Sujani as a Craft -

One of the many diverse art forms that lie relatively undiscovered in Bihar is the craft of Sujini or Sujani embroidery. Created with the simplest of stitches, with readily available fabrics and at times with well-worn pieces of clothes, Sujani works are generally crafted by women in their free time at home. The craftswomen produce furnishings such as bedspreads, wall hangings, cushion and bolster covers, as well as clothing items like saris, dupattas, and kurtas. Different coloured threads were also symbolically used, such as red, signifying blood, a life force, and yellow for the sun.

(Source: Artist Sharda Karn)

For every important moment in a woman’s life like wedding, birth, and religious functions, stitching continues to be a promising skill. That’s how Sujani embroidery came into existence in the state of Bihar. In fact, the word Sujani itself reflects this principle – ‘su’ means easy and facilitating, while ‘jani’ means birth. The local people are also fond of creating beautiful embroidery of gods and goddesses and hang them on walls.

It is not just a traditional craft, but often used to convey social and political messages. The narratives surrounding it proclaim that social change is the essence and purpose of the craft revival. Tragically similar stories abound: drunk, disabled, absentee, or unemployable husbands, unsympathetic cruel and demanding mothers-in-law, property that has been mortgaged to pay off debts. Alternately, it includes motifs and empowering scenes like a woman as the speaker or host of a public gathering, a female judge, or a scene depicting a woman selling goods and earning a living for herself.

(Source: Artist Sharda Karn)

Today, Sujani embroidery is also practiced in the southern part of Rajasthan for making patterns on Sarees, dupattas and other clothing and home furnishing. The production of this craft is done in about 15 villages of India. The rural women of Muzaffarpur district in Bihar continue to embroider in the Sujani style, using combinations of a fine-running stitch and chain stitch.


Sharda Karn, a Sujani artist who collaborates with MeMeraki, tells us she has seen the women of her family hone this craft since generations. She was taught by her grandmother at a young age and has been able to sustain livelihood through practicing this art and saving the cultural tradition for posterity. Therefore, craft revival is often characterized by nostalgia for perceived aesthetics and lost skills.

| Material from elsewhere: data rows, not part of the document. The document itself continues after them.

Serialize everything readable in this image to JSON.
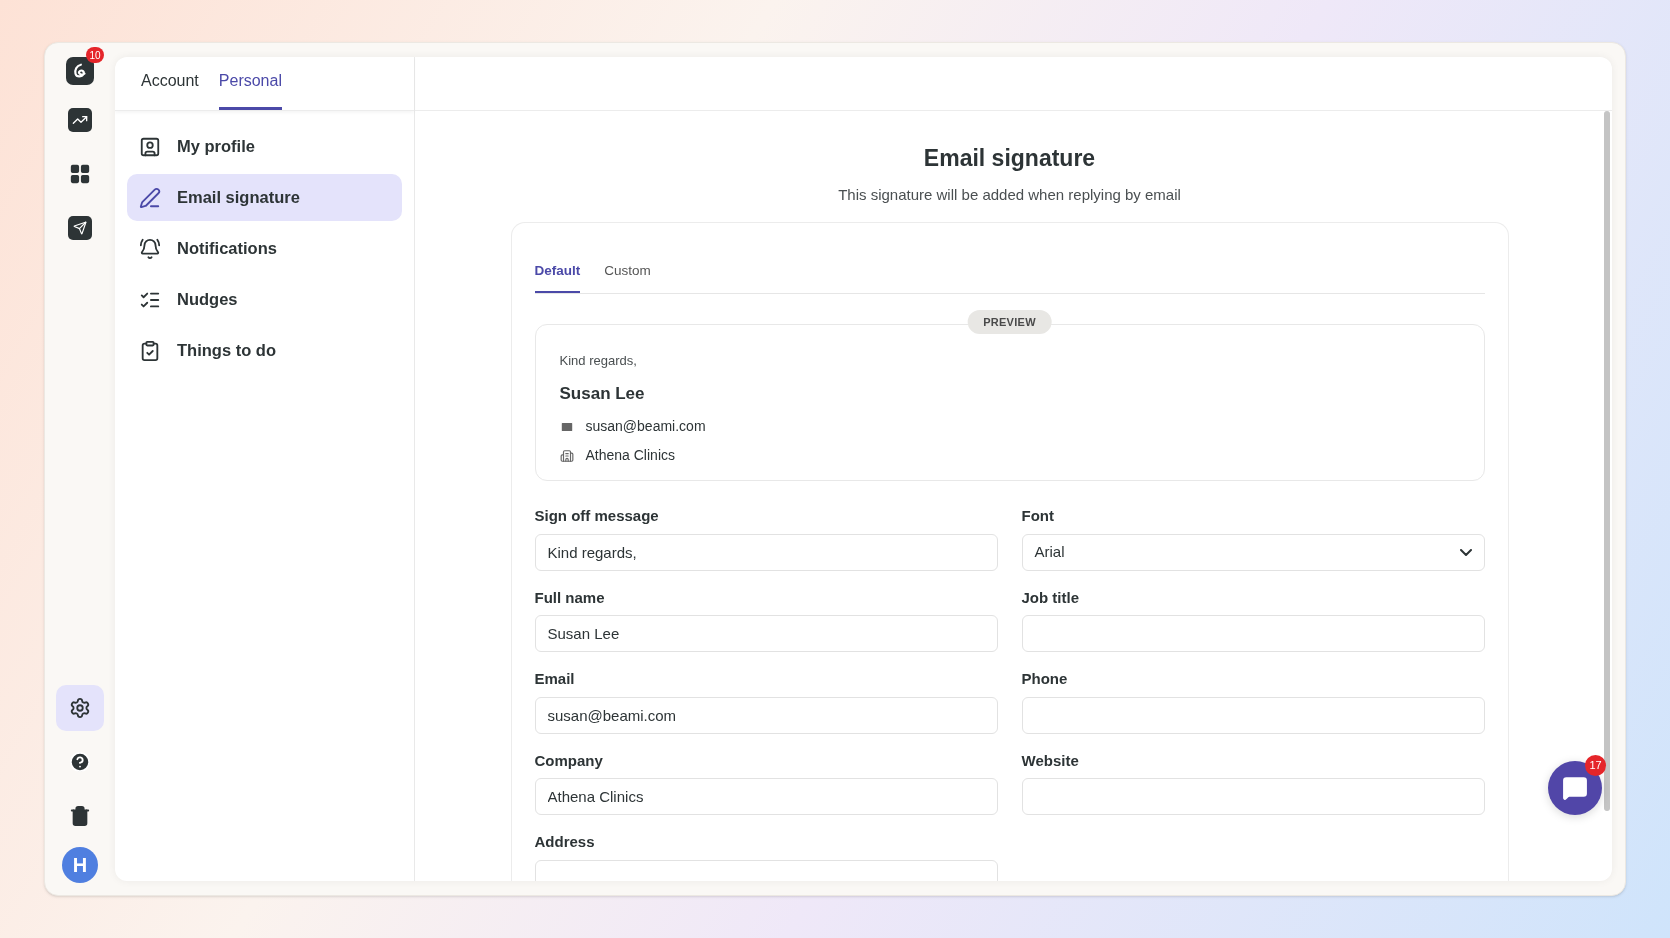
{
  "rail": {
    "logo_badge": "10",
    "items": [
      {
        "kind": "chart",
        "selected": false
      },
      {
        "kind": "apps",
        "selected": false
      },
      {
        "kind": "send",
        "selected": false
      }
    ],
    "bottom_items": [
      {
        "kind": "settings",
        "selected": true
      },
      {
        "kind": "help",
        "selected": false
      },
      {
        "kind": "trash",
        "selected": false
      }
    ],
    "avatar": "H"
  },
  "top_tabs": [
    {
      "label": "Account",
      "selected": false
    },
    {
      "label": "Personal",
      "selected": true
    }
  ],
  "sidebar": {
    "items": [
      {
        "kind": "profile",
        "label": "My profile",
        "selected": false
      },
      {
        "kind": "signature",
        "label": "Email signature",
        "selected": true
      },
      {
        "kind": "bell",
        "label": "Notifications",
        "selected": false
      },
      {
        "kind": "list",
        "label": "Nudges",
        "selected": false
      },
      {
        "kind": "todo",
        "label": "Things to do",
        "selected": false
      }
    ]
  },
  "page": {
    "title": "Email signature",
    "subtitle": "This signature will be added when replying by email"
  },
  "signature_tabs": [
    {
      "label": "Default",
      "selected": true
    },
    {
      "label": "Custom",
      "selected": false
    }
  ],
  "preview": {
    "badge": "PREVIEW",
    "greeting": "Kind regards,",
    "name": "Susan Lee",
    "email": "susan@beami.com",
    "company": "Athena Clinics"
  },
  "fields": [
    {
      "kind": "text",
      "label": "Sign off message",
      "value": "Kind regards,"
    },
    {
      "kind": "select",
      "label": "Font",
      "value": "Arial"
    },
    {
      "kind": "text",
      "label": "Full name",
      "value": "Susan Lee"
    },
    {
      "kind": "text",
      "label": "Job title"
    },
    {
      "kind": "text",
      "label": "Email",
      "value": "susan@beami.com"
    },
    {
      "kind": "text",
      "label": "Phone"
    },
    {
      "kind": "text",
      "label": "Company",
      "value": "Athena Clinics"
    },
    {
      "kind": "text",
      "label": "Website"
    },
    {
      "kind": "text",
      "label": "Address"
    }
  ],
  "chat": {
    "badge": "17"
  }
}
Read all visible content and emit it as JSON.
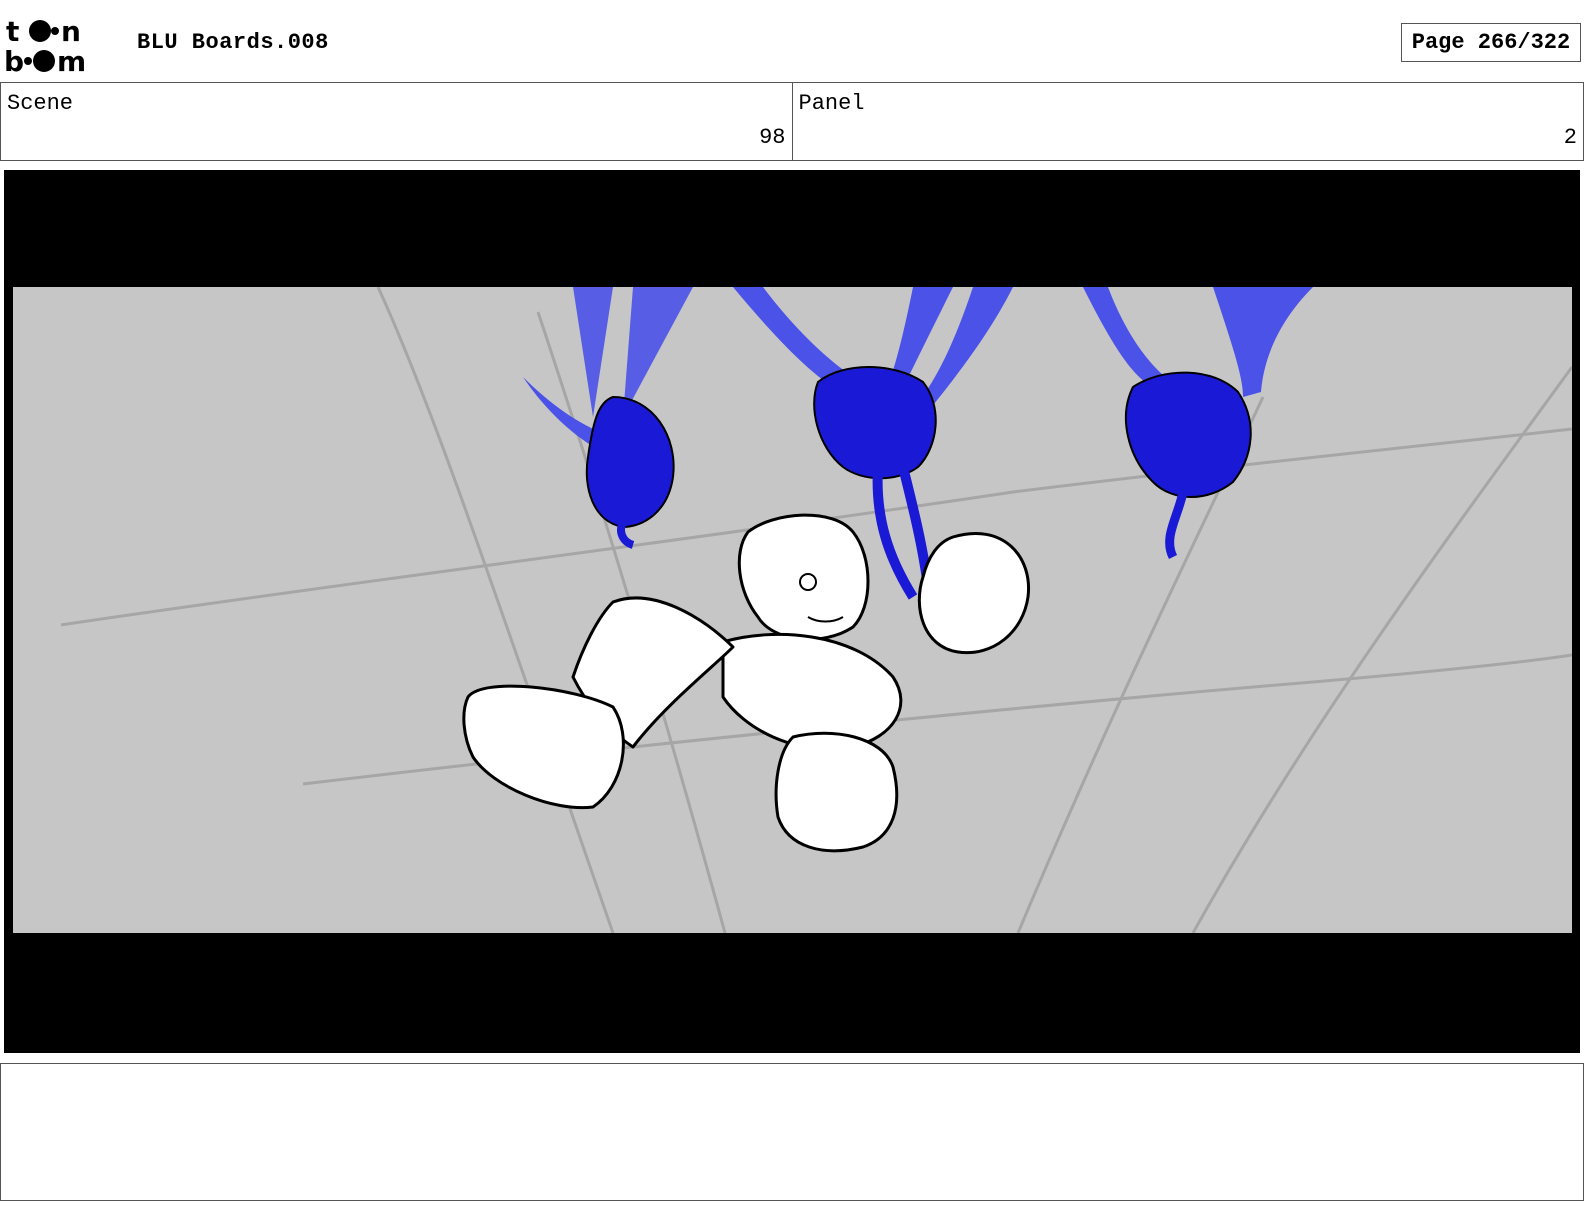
{
  "header": {
    "logo_text": "toon boom",
    "title": "BLU Boards.008",
    "page_label": "Page 266/322"
  },
  "info": {
    "scene_label": "Scene",
    "scene_value": "98",
    "panel_label": "Panel",
    "panel_value": "2"
  },
  "colors": {
    "letterbox": "#000000",
    "background": "#c6c6c6",
    "creature_blue": "#1a1ad6",
    "wing_blue": "#4a52e8"
  },
  "notes": {
    "text": ""
  }
}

(Source: Artist Sharda Karn)


~Written by Khushi Daryani



Leave a comment